Prices for ecommerce goods have been continuing their climb upwards. According to data from Adobe’s Digital Economy Index report, online prices rose by 3.1% during July when compared to the same month last year.
This number outpaces the 2.3% year-over-year increase for June.
Ever since last month, Adobe has begun to report on the prices of online goods. They decided to keep track because they were watching a huge reversal of a 5-year pattern of price decreases.
The problem here is that with higher ecommerce demand and supply chain shortages, online prices are ticking upwards. “Online inflation remains high and shows no signs of slowing down,” according to the Adobe report.
“As the digital economy expands online,” said Vivek Pandya, lead analyst at Adobe Digital Insights, “online pricing trends will have a greater impact on how we measure and understand inflation overall. Consider that in just the first seven months of 2021, consumers have already spent over $481 billion online, a staggering 61% increase over the same period in 2019.”
Due to the sharp growth in online shopping – ever since the beginning of the pandemic – it has become important to measure the inflation of online prices.
For a broader historical perspective, between 2015 and 2019, ecommerce prices dropped by an average of 3.9% each year.
Opening up Adobe’s analysis, it has started to track 18 product categories; price increases were registered across 9 of 18 categories – which in previous years registered decreases.
When compared on a monthly basis, online prices actually fell 0.7% from June to July. Yet to get a better understanding, annual comparisons are considered more accurate given that greater volatility in ecommerce prices versus offline prices results in monthly fluctuations online.
In the category “electronics and computers,” prices actually declined year-on-year. However, the decreases were much lower than the average declines in previous years.
For example, electronics were 2% down, yet in previous years it was 9%. For computers, they were down 7% compared to 9.2% in previous years.
One of the more striking stats to come from the data is that, under the “non-prescription drugs” category, online prices increased 5.6% year-on-year in July after a 5-year average increase of just 0.01%.

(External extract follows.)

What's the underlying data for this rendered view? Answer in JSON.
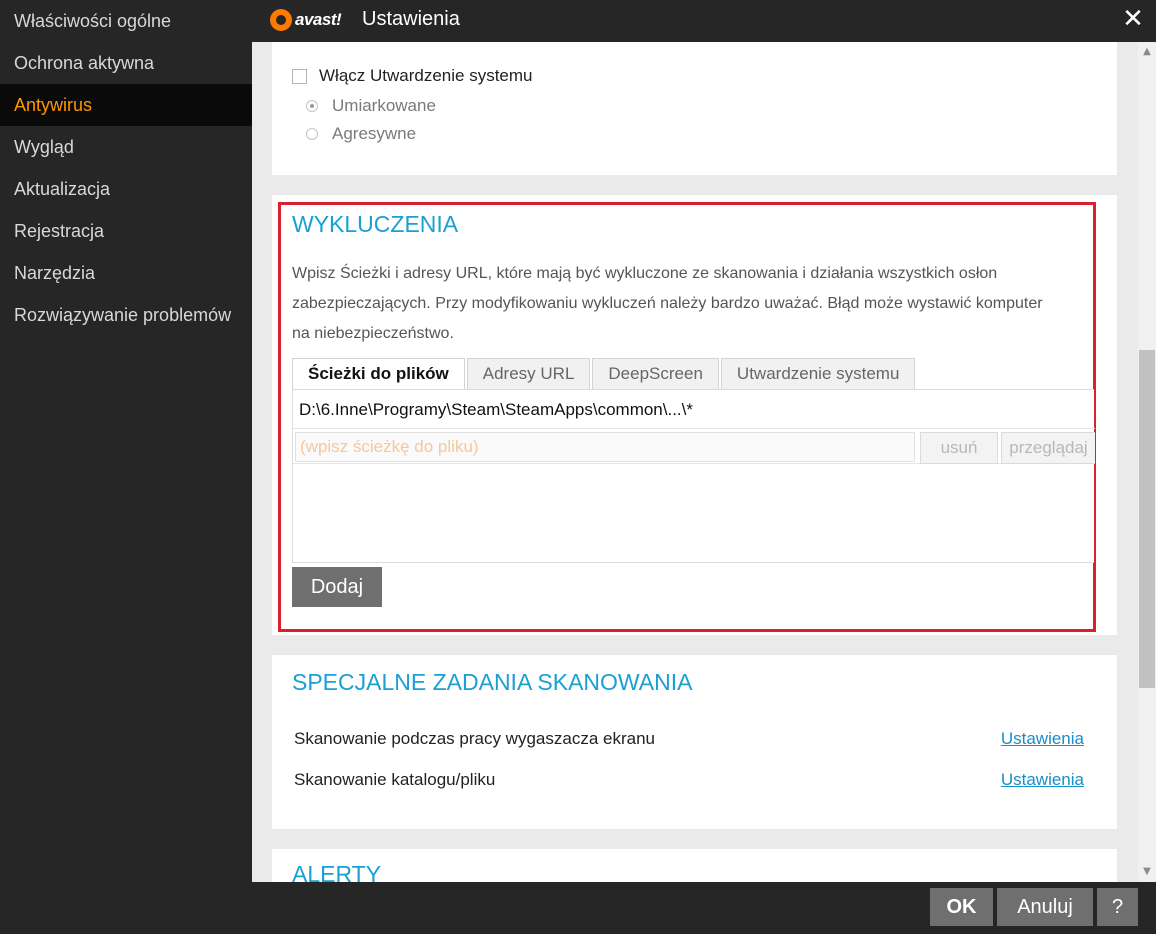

Elsewhere, the “pet products” category rose 1.37% year-on-year; the “groceries” category up 1.3%; and the “personal care” categories 1.23%. And the “apparel” category saw double-digit increases, up 15.26% when compared to July, 2020.
In fact, the only category to witness deflated prices that were below the 5-year average was “office supplies,” which was down 2.5%.